Discipleship is, first of all, a matter of allegiance and alliance. Loyalty and faithfulness to a core set of values. Values that may be: incarnated in a patriarchal figure (Jesus; Rev. Moon; Keynes etc.), written in a set of documents (Talmud; Mao’s Red Book; Deming’s Profound Knowledge) or represented by an institution (Vatican; Conservative Party; Google). Some form of discipleship is at the core of all people movements — be they social, political, religious or industrial. Continue reading “Discipleship and the Crises of Globalism”→
Bet hamidrash is a Jewish concept meaning “house of study.” It denotes more than a physical location, however: it denotes a way of interacting with the study of Torah. I believe there is much in this idea that could helpfully inform how other traditions, particularly that of Christianity, approach the study of Scripture.
From The Rabbi from Burbank, Zwirn, Owen (Fort Worth, Texas, 1986):
My father wanted me to become a rabbi, just as his father had wanted him to be. For the past 2000 years or so, any Orthodox Jew who wanted his son to become a rabbi would send him to a Hebrew School called a yeshiva, also called a bet hamidrash, a “house of research.” The name comes from the words bet, meaning “house” and doresh which means “to seek, ask, question or research.”
Discipleship, as a praxis, relies upon gaining the hearts of people first, before shaping their understanding.
Discipleship is, first of all, a matter of allegiance and alliance. Loyalty and faithfulness to a core set of values. Values that may be: incarnated in a patriarchal figure (Jesus; Rev. Moon; Keynes etc.), written in a set of documents (Talmud; Mao’s Red Book; Deming’s Profound Knowledge) or represented by an institution (Vatican; Conservative Party; Google). Some form of discipleship is at the core of all people movements — be they social, political, religious or industrial. Popular (of the people) movements have phenomenal potential to impact and transform societies and nations. Witness the Arab Spring. Or the Revolutions of Russia, France and America. Or Nazism. None of these would have succeeded without becoming popular movements. Or without the making of disciples in the earliest stages of revolution. Read more

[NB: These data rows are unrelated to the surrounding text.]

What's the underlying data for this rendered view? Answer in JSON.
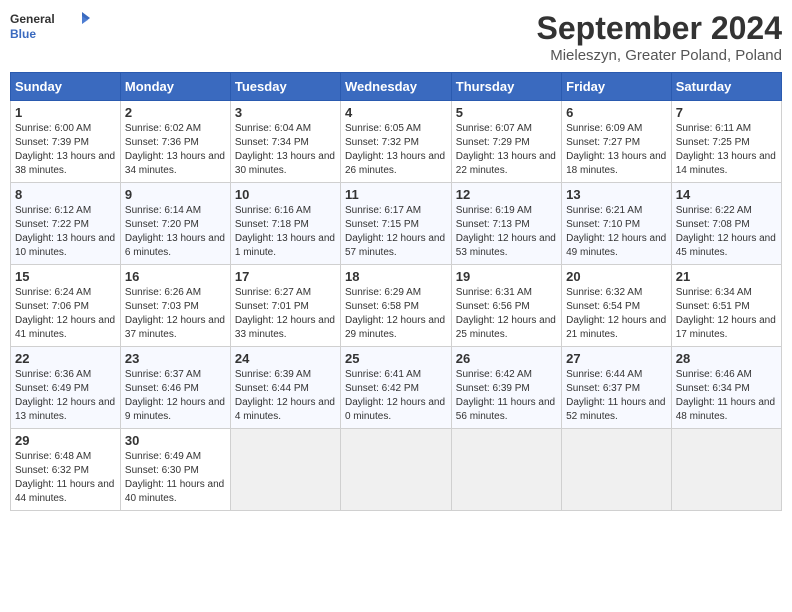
{
  "header": {
    "title": "September 2024",
    "subtitle": "Mieleszyn, Greater Poland, Poland",
    "logo_general": "General",
    "logo_blue": "Blue"
  },
  "days_of_week": [
    "Sunday",
    "Monday",
    "Tuesday",
    "Wednesday",
    "Thursday",
    "Friday",
    "Saturday"
  ],
  "weeks": [
    [
      {
        "day": "1",
        "sr": "6:00 AM",
        "ss": "7:39 PM",
        "dl": "13 hours and 38 minutes."
      },
      {
        "day": "2",
        "sr": "6:02 AM",
        "ss": "7:36 PM",
        "dl": "13 hours and 34 minutes."
      },
      {
        "day": "3",
        "sr": "6:04 AM",
        "ss": "7:34 PM",
        "dl": "13 hours and 30 minutes."
      },
      {
        "day": "4",
        "sr": "6:05 AM",
        "ss": "7:32 PM",
        "dl": "13 hours and 26 minutes."
      },
      {
        "day": "5",
        "sr": "6:07 AM",
        "ss": "7:29 PM",
        "dl": "13 hours and 22 minutes."
      },
      {
        "day": "6",
        "sr": "6:09 AM",
        "ss": "7:27 PM",
        "dl": "13 hours and 18 minutes."
      },
      {
        "day": "7",
        "sr": "6:11 AM",
        "ss": "7:25 PM",
        "dl": "13 hours and 14 minutes."
      }
    ],
    [
      {
        "day": "8",
        "sr": "6:12 AM",
        "ss": "7:22 PM",
        "dl": "13 hours and 10 minutes."
      },
      {
        "day": "9",
        "sr": "6:14 AM",
        "ss": "7:20 PM",
        "dl": "13 hours and 6 minutes."
      },
      {
        "day": "10",
        "sr": "6:16 AM",
        "ss": "7:18 PM",
        "dl": "13 hours and 1 minute."
      },
      {
        "day": "11",
        "sr": "6:17 AM",
        "ss": "7:15 PM",
        "dl": "12 hours and 57 minutes."
      },
      {
        "day": "12",
        "sr": "6:19 AM",
        "ss": "7:13 PM",
        "dl": "12 hours and 53 minutes."
      },
      {
        "day": "13",
        "sr": "6:21 AM",
        "ss": "7:10 PM",
        "dl": "12 hours and 49 minutes."
      },
      {
        "day": "14",
        "sr": "6:22 AM",
        "ss": "7:08 PM",
        "dl": "12 hours and 45 minutes."
      }
    ],
    [
      {
        "day": "15",
        "sr": "6:24 AM",
        "ss": "7:06 PM",
        "dl": "12 hours and 41 minutes."
      },
      {
        "day": "16",
        "sr": "6:26 AM",
        "ss": "7:03 PM",
        "dl": "12 hours and 37 minutes."
      },
      {
        "day": "17",
        "sr": "6:27 AM",
        "ss": "7:01 PM",
        "dl": "12 hours and 33 minutes."
      },
      {
        "day": "18",
        "sr": "6:29 AM",
        "ss": "6:58 PM",
        "dl": "12 hours and 29 minutes."
      },
      {
        "day": "19",
        "sr": "6:31 AM",
        "ss": "6:56 PM",
        "dl": "12 hours and 25 minutes."
      },
      {
        "day": "20",
        "sr": "6:32 AM",
        "ss": "6:54 PM",
        "dl": "12 hours and 21 minutes."
      },
      {
        "day": "21",
        "sr": "6:34 AM",
        "ss": "6:51 PM",
        "dl": "12 hours and 17 minutes."
      }
    ],
    [
      {
        "day": "22",
        "sr": "6:36 AM",
        "ss": "6:49 PM",
        "dl": "12 hours and 13 minutes."
      },
      {
        "day": "23",
        "sr": "6:37 AM",
        "ss": "6:46 PM",
        "dl": "12 hours and 9 minutes."
      },
      {
        "day": "24",
        "sr": "6:39 AM",
        "ss": "6:44 PM",
        "dl": "12 hours and 4 minutes."
      },
      {
        "day": "25",
        "sr": "6:41 AM",
        "ss": "6:42 PM",
        "dl": "12 hours and 0 minutes."
      },
      {
        "day": "26",
        "sr": "6:42 AM",
        "ss": "6:39 PM",
        "dl": "11 hours and 56 minutes."
      },
      {
        "day": "27",
        "sr": "6:44 AM",
        "ss": "6:37 PM",
        "dl": "11 hours and 52 minutes."
      },
      {
        "day": "28",
        "sr": "6:46 AM",
        "ss": "6:34 PM",
        "dl": "11 hours and 48 minutes."
      }
    ],
    [
      {
        "day": "29",
        "sr": "6:48 AM",
        "ss": "6:32 PM",
        "dl": "11 hours and 44 minutes."
      },
      {
        "day": "30",
        "sr": "6:49 AM",
        "ss": "6:30 PM",
        "dl": "11 hours and 40 minutes."
      },
      null,
      null,
      null,
      null,
      null
    ]
  ]
}
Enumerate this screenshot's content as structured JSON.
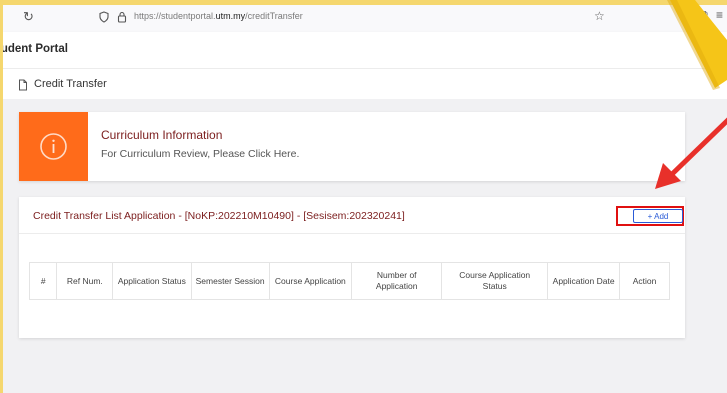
{
  "browser": {
    "url_prefix": "https://studentportal.",
    "url_host": "utm.my",
    "url_path": "/creditTransfer",
    "icons": [
      "reload-icon",
      "shield-icon",
      "lock-icon",
      "star-icon",
      "extensions-icon",
      "menu-icon"
    ]
  },
  "app": {
    "title": "tudent Portal"
  },
  "page": {
    "title": "Credit Transfer"
  },
  "info_card": {
    "title": "Curriculum Information",
    "text": "For Curriculum Review, Please Click Here."
  },
  "list": {
    "title": "Credit Transfer List Application - [NoKP:202210M10490] - [Sesisem:202320241]",
    "add_label": "+ Add",
    "columns": [
      "#",
      "Ref Num.",
      "Application Status",
      "Semester Session",
      "Course Application",
      "Number of Application",
      "Course Application Status",
      "Application Date",
      "Action"
    ],
    "rows": []
  },
  "colors": {
    "accent_orange": "#ff6b1a",
    "title_maroon": "#7b1d1d",
    "add_blue": "#2a5bd7",
    "annotation_red": "#e01010",
    "tape_yellow": "#f5c518"
  }
}
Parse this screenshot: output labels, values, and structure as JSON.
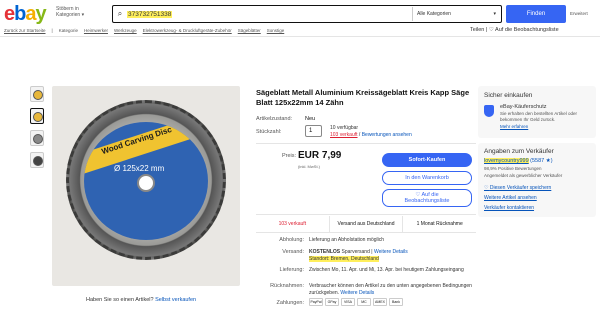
{
  "header": {
    "logo": [
      "e",
      "b",
      "a",
      "y"
    ],
    "browse_label": "Stöbern in Kategorien",
    "search_value": "373732751338",
    "category_select": "Alle Kategorien",
    "find_button": "Finden",
    "advanced_link": "Erweitert"
  },
  "breadcrumb": {
    "items": [
      "Zurück zur Startseite",
      "Kategorie",
      "Heimwerker",
      "Werkzeuge",
      "Elektrowerkzeug- & Druckluftgeräte-Zubehör",
      "Sägeblätter",
      "Sonstige"
    ],
    "share": "Teilen",
    "watchlist": "Auf die Beobachtungsliste"
  },
  "product": {
    "title": "Sägeblatt Metall Aluminium Kreissägeblatt Kreis Kapp Säge Blatt 125x22mm 14 Zähn",
    "condition_label": "Artikelzustand:",
    "condition_value": "Neu",
    "qty_label": "Stückzahl:",
    "qty_value": "1",
    "available": "10 verfügbar",
    "sold_count_link": "103 verkauft",
    "ratings_link": "Bewertungen ansehen",
    "price_label": "Preis:",
    "price": "EUR 7,99",
    "price_sub": "(inkl. MwSt.)",
    "image_label_line1": "Wood Carving Disc",
    "image_label_line2": "Ø 125x22 mm",
    "sell_prompt": "Haben Sie so einen Artikel?",
    "sell_link": "Selbst verkaufen"
  },
  "buttons": {
    "buy_now": "Sofort-Kaufen",
    "add_to_cart": "In den Warenkorb",
    "watch_line1": "Auf die",
    "watch_line2": "Beobachtungsliste"
  },
  "stats": {
    "sold": "103 verkauft",
    "shipping": "Versand aus Deutschland",
    "returns": "1 Monat Rücknahme"
  },
  "details": {
    "pickup_label": "Abholung:",
    "pickup_value": "Lieferung an Abholstation möglich",
    "shipping_label": "Versand:",
    "shipping_value": "KOSTENLOS",
    "shipping_method": "Sparversand",
    "shipping_link": "Weitere Details",
    "location": "Standort: Bremen, Deutschland",
    "delivery_label": "Lieferung:",
    "delivery_value": "Zwischen Mo, 11. Apr. und Mi, 13. Apr. bei heutigem Zahlungseingang",
    "returns_label": "Rücknahmen:",
    "returns_value": "Verbraucher können den Artikel zu den unten angegebenen Bedingungen zurückgeben.",
    "returns_link": "Weitere Details",
    "payments_label": "Zahlungen:",
    "payment_methods": [
      "PayPal",
      "GPay",
      "VISA",
      "MC",
      "AMEX",
      "Bank"
    ]
  },
  "buyer_protection": {
    "heading": "Sicher einkaufen",
    "name": "eBay-Käuferschutz",
    "description": "Sie erhalten den bestellten Artikel oder bekommen Ihr Geld zurück.",
    "more_link": "Mehr erfahren"
  },
  "seller": {
    "heading": "Angaben zum Verkäufer",
    "username": "lovemycountry999",
    "score": "(5587 ★)",
    "feedback": "98,9% Positive Bewertungen",
    "type": "Angemeldet als gewerblicher Verkäufer",
    "save_link": "Diesen Verkäufer speichern",
    "other_items_link": "Weitere Artikel ansehen",
    "contact_link": "Verkäufer kontaktieren"
  },
  "colors": {
    "brand_blue": "#3665f3",
    "link_blue": "#0654ba",
    "highlight": "#ffef5c",
    "sold_red": "#dd1e31"
  }
}
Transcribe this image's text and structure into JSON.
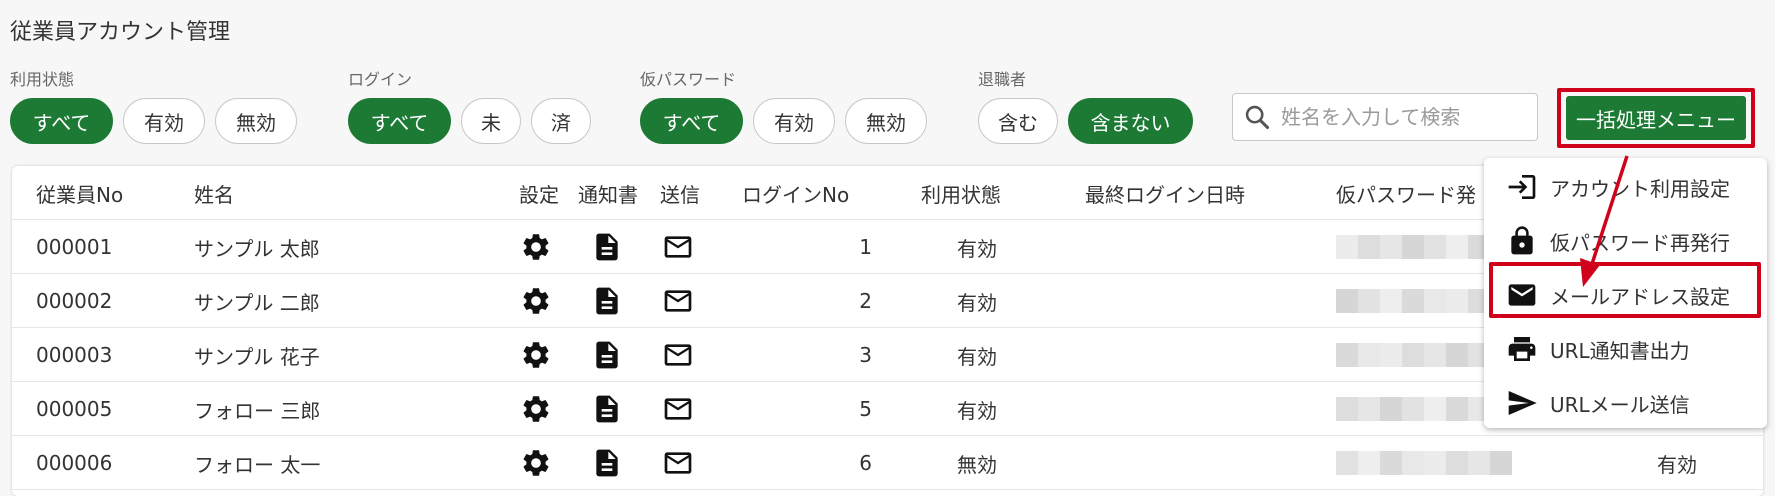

In December 2000, Sarah and I flew to visit Pastor Anthony and his wife Josephine, who had organised a conference in their church, in Nakuru, in the uplands of Kenya, inviting me to teach on the subjects of Prayer, Intercession and Overcoming Powers of Darkness.
Neither Sarah nor I had ever visited the African continent before. As our plane began to descend into Bujumbura airport (in Burundi), en route to Nairobi, a loud piercing, grating noise was emitted along with sparks of white light which could be seen out of the left hand side windows. An electrical fault? Something exploding from within the hold? People speculated about these things, as the plane came to rest safely and passengers for Bujumbura disembarked. Continue reading “Nakuru, Kenya, 2000”→